## SUPPLIED DATA
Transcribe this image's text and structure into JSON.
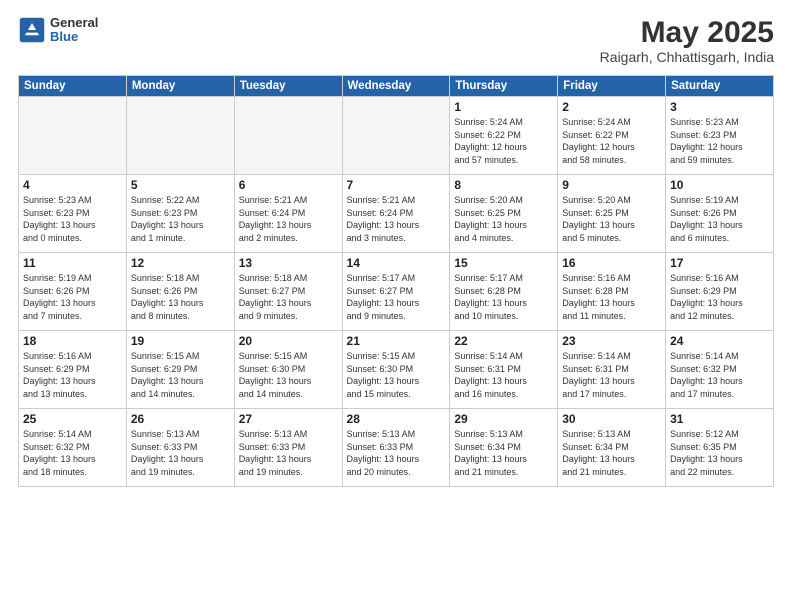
{
  "header": {
    "logo_line1": "General",
    "logo_line2": "Blue",
    "month": "May 2025",
    "location": "Raigarh, Chhattisgarh, India"
  },
  "weekdays": [
    "Sunday",
    "Monday",
    "Tuesday",
    "Wednesday",
    "Thursday",
    "Friday",
    "Saturday"
  ],
  "weeks": [
    [
      {
        "day": "",
        "info": ""
      },
      {
        "day": "",
        "info": ""
      },
      {
        "day": "",
        "info": ""
      },
      {
        "day": "",
        "info": ""
      },
      {
        "day": "1",
        "info": "Sunrise: 5:24 AM\nSunset: 6:22 PM\nDaylight: 12 hours\nand 57 minutes."
      },
      {
        "day": "2",
        "info": "Sunrise: 5:24 AM\nSunset: 6:22 PM\nDaylight: 12 hours\nand 58 minutes."
      },
      {
        "day": "3",
        "info": "Sunrise: 5:23 AM\nSunset: 6:23 PM\nDaylight: 12 hours\nand 59 minutes."
      }
    ],
    [
      {
        "day": "4",
        "info": "Sunrise: 5:23 AM\nSunset: 6:23 PM\nDaylight: 13 hours\nand 0 minutes."
      },
      {
        "day": "5",
        "info": "Sunrise: 5:22 AM\nSunset: 6:23 PM\nDaylight: 13 hours\nand 1 minute."
      },
      {
        "day": "6",
        "info": "Sunrise: 5:21 AM\nSunset: 6:24 PM\nDaylight: 13 hours\nand 2 minutes."
      },
      {
        "day": "7",
        "info": "Sunrise: 5:21 AM\nSunset: 6:24 PM\nDaylight: 13 hours\nand 3 minutes."
      },
      {
        "day": "8",
        "info": "Sunrise: 5:20 AM\nSunset: 6:25 PM\nDaylight: 13 hours\nand 4 minutes."
      },
      {
        "day": "9",
        "info": "Sunrise: 5:20 AM\nSunset: 6:25 PM\nDaylight: 13 hours\nand 5 minutes."
      },
      {
        "day": "10",
        "info": "Sunrise: 5:19 AM\nSunset: 6:26 PM\nDaylight: 13 hours\nand 6 minutes."
      }
    ],
    [
      {
        "day": "11",
        "info": "Sunrise: 5:19 AM\nSunset: 6:26 PM\nDaylight: 13 hours\nand 7 minutes."
      },
      {
        "day": "12",
        "info": "Sunrise: 5:18 AM\nSunset: 6:26 PM\nDaylight: 13 hours\nand 8 minutes."
      },
      {
        "day": "13",
        "info": "Sunrise: 5:18 AM\nSunset: 6:27 PM\nDaylight: 13 hours\nand 9 minutes."
      },
      {
        "day": "14",
        "info": "Sunrise: 5:17 AM\nSunset: 6:27 PM\nDaylight: 13 hours\nand 9 minutes."
      },
      {
        "day": "15",
        "info": "Sunrise: 5:17 AM\nSunset: 6:28 PM\nDaylight: 13 hours\nand 10 minutes."
      },
      {
        "day": "16",
        "info": "Sunrise: 5:16 AM\nSunset: 6:28 PM\nDaylight: 13 hours\nand 11 minutes."
      },
      {
        "day": "17",
        "info": "Sunrise: 5:16 AM\nSunset: 6:29 PM\nDaylight: 13 hours\nand 12 minutes."
      }
    ],
    [
      {
        "day": "18",
        "info": "Sunrise: 5:16 AM\nSunset: 6:29 PM\nDaylight: 13 hours\nand 13 minutes."
      },
      {
        "day": "19",
        "info": "Sunrise: 5:15 AM\nSunset: 6:29 PM\nDaylight: 13 hours\nand 14 minutes."
      },
      {
        "day": "20",
        "info": "Sunrise: 5:15 AM\nSunset: 6:30 PM\nDaylight: 13 hours\nand 14 minutes."
      },
      {
        "day": "21",
        "info": "Sunrise: 5:15 AM\nSunset: 6:30 PM\nDaylight: 13 hours\nand 15 minutes."
      },
      {
        "day": "22",
        "info": "Sunrise: 5:14 AM\nSunset: 6:31 PM\nDaylight: 13 hours\nand 16 minutes."
      },
      {
        "day": "23",
        "info": "Sunrise: 5:14 AM\nSunset: 6:31 PM\nDaylight: 13 hours\nand 17 minutes."
      },
      {
        "day": "24",
        "info": "Sunrise: 5:14 AM\nSunset: 6:32 PM\nDaylight: 13 hours\nand 17 minutes."
      }
    ],
    [
      {
        "day": "25",
        "info": "Sunrise: 5:14 AM\nSunset: 6:32 PM\nDaylight: 13 hours\nand 18 minutes."
      },
      {
        "day": "26",
        "info": "Sunrise: 5:13 AM\nSunset: 6:33 PM\nDaylight: 13 hours\nand 19 minutes."
      },
      {
        "day": "27",
        "info": "Sunrise: 5:13 AM\nSunset: 6:33 PM\nDaylight: 13 hours\nand 19 minutes."
      },
      {
        "day": "28",
        "info": "Sunrise: 5:13 AM\nSunset: 6:33 PM\nDaylight: 13 hours\nand 20 minutes."
      },
      {
        "day": "29",
        "info": "Sunrise: 5:13 AM\nSunset: 6:34 PM\nDaylight: 13 hours\nand 21 minutes."
      },
      {
        "day": "30",
        "info": "Sunrise: 5:13 AM\nSunset: 6:34 PM\nDaylight: 13 hours\nand 21 minutes."
      },
      {
        "day": "31",
        "info": "Sunrise: 5:12 AM\nSunset: 6:35 PM\nDaylight: 13 hours\nand 22 minutes."
      }
    ]
  ]
}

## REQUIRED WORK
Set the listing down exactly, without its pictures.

## EXERCISE OUTPUT
Transcribe this image's text and structure into JSON.
{
  "header": {
    "logo_line1": "General",
    "logo_line2": "Blue",
    "month": "May 2025",
    "location": "Raigarh, Chhattisgarh, India"
  },
  "weekdays": [
    "Sunday",
    "Monday",
    "Tuesday",
    "Wednesday",
    "Thursday",
    "Friday",
    "Saturday"
  ],
  "weeks": [
    [
      {
        "day": "",
        "info": ""
      },
      {
        "day": "",
        "info": ""
      },
      {
        "day": "",
        "info": ""
      },
      {
        "day": "",
        "info": ""
      },
      {
        "day": "1",
        "info": "Sunrise: 5:24 AM\nSunset: 6:22 PM\nDaylight: 12 hours\nand 57 minutes."
      },
      {
        "day": "2",
        "info": "Sunrise: 5:24 AM\nSunset: 6:22 PM\nDaylight: 12 hours\nand 58 minutes."
      },
      {
        "day": "3",
        "info": "Sunrise: 5:23 AM\nSunset: 6:23 PM\nDaylight: 12 hours\nand 59 minutes."
      }
    ],
    [
      {
        "day": "4",
        "info": "Sunrise: 5:23 AM\nSunset: 6:23 PM\nDaylight: 13 hours\nand 0 minutes."
      },
      {
        "day": "5",
        "info": "Sunrise: 5:22 AM\nSunset: 6:23 PM\nDaylight: 13 hours\nand 1 minute."
      },
      {
        "day": "6",
        "info": "Sunrise: 5:21 AM\nSunset: 6:24 PM\nDaylight: 13 hours\nand 2 minutes."
      },
      {
        "day": "7",
        "info": "Sunrise: 5:21 AM\nSunset: 6:24 PM\nDaylight: 13 hours\nand 3 minutes."
      },
      {
        "day": "8",
        "info": "Sunrise: 5:20 AM\nSunset: 6:25 PM\nDaylight: 13 hours\nand 4 minutes."
      },
      {
        "day": "9",
        "info": "Sunrise: 5:20 AM\nSunset: 6:25 PM\nDaylight: 13 hours\nand 5 minutes."
      },
      {
        "day": "10",
        "info": "Sunrise: 5:19 AM\nSunset: 6:26 PM\nDaylight: 13 hours\nand 6 minutes."
      }
    ],
    [
      {
        "day": "11",
        "info": "Sunrise: 5:19 AM\nSunset: 6:26 PM\nDaylight: 13 hours\nand 7 minutes."
      },
      {
        "day": "12",
        "info": "Sunrise: 5:18 AM\nSunset: 6:26 PM\nDaylight: 13 hours\nand 8 minutes."
      },
      {
        "day": "13",
        "info": "Sunrise: 5:18 AM\nSunset: 6:27 PM\nDaylight: 13 hours\nand 9 minutes."
      },
      {
        "day": "14",
        "info": "Sunrise: 5:17 AM\nSunset: 6:27 PM\nDaylight: 13 hours\nand 9 minutes."
      },
      {
        "day": "15",
        "info": "Sunrise: 5:17 AM\nSunset: 6:28 PM\nDaylight: 13 hours\nand 10 minutes."
      },
      {
        "day": "16",
        "info": "Sunrise: 5:16 AM\nSunset: 6:28 PM\nDaylight: 13 hours\nand 11 minutes."
      },
      {
        "day": "17",
        "info": "Sunrise: 5:16 AM\nSunset: 6:29 PM\nDaylight: 13 hours\nand 12 minutes."
      }
    ],
    [
      {
        "day": "18",
        "info": "Sunrise: 5:16 AM\nSunset: 6:29 PM\nDaylight: 13 hours\nand 13 minutes."
      },
      {
        "day": "19",
        "info": "Sunrise: 5:15 AM\nSunset: 6:29 PM\nDaylight: 13 hours\nand 14 minutes."
      },
      {
        "day": "20",
        "info": "Sunrise: 5:15 AM\nSunset: 6:30 PM\nDaylight: 13 hours\nand 14 minutes."
      },
      {
        "day": "21",
        "info": "Sunrise: 5:15 AM\nSunset: 6:30 PM\nDaylight: 13 hours\nand 15 minutes."
      },
      {
        "day": "22",
        "info": "Sunrise: 5:14 AM\nSunset: 6:31 PM\nDaylight: 13 hours\nand 16 minutes."
      },
      {
        "day": "23",
        "info": "Sunrise: 5:14 AM\nSunset: 6:31 PM\nDaylight: 13 hours\nand 17 minutes."
      },
      {
        "day": "24",
        "info": "Sunrise: 5:14 AM\nSunset: 6:32 PM\nDaylight: 13 hours\nand 17 minutes."
      }
    ],
    [
      {
        "day": "25",
        "info": "Sunrise: 5:14 AM\nSunset: 6:32 PM\nDaylight: 13 hours\nand 18 minutes."
      },
      {
        "day": "26",
        "info": "Sunrise: 5:13 AM\nSunset: 6:33 PM\nDaylight: 13 hours\nand 19 minutes."
      },
      {
        "day": "27",
        "info": "Sunrise: 5:13 AM\nSunset: 6:33 PM\nDaylight: 13 hours\nand 19 minutes."
      },
      {
        "day": "28",
        "info": "Sunrise: 5:13 AM\nSunset: 6:33 PM\nDaylight: 13 hours\nand 20 minutes."
      },
      {
        "day": "29",
        "info": "Sunrise: 5:13 AM\nSunset: 6:34 PM\nDaylight: 13 hours\nand 21 minutes."
      },
      {
        "day": "30",
        "info": "Sunrise: 5:13 AM\nSunset: 6:34 PM\nDaylight: 13 hours\nand 21 minutes."
      },
      {
        "day": "31",
        "info": "Sunrise: 5:12 AM\nSunset: 6:35 PM\nDaylight: 13 hours\nand 22 minutes."
      }
    ]
  ]
}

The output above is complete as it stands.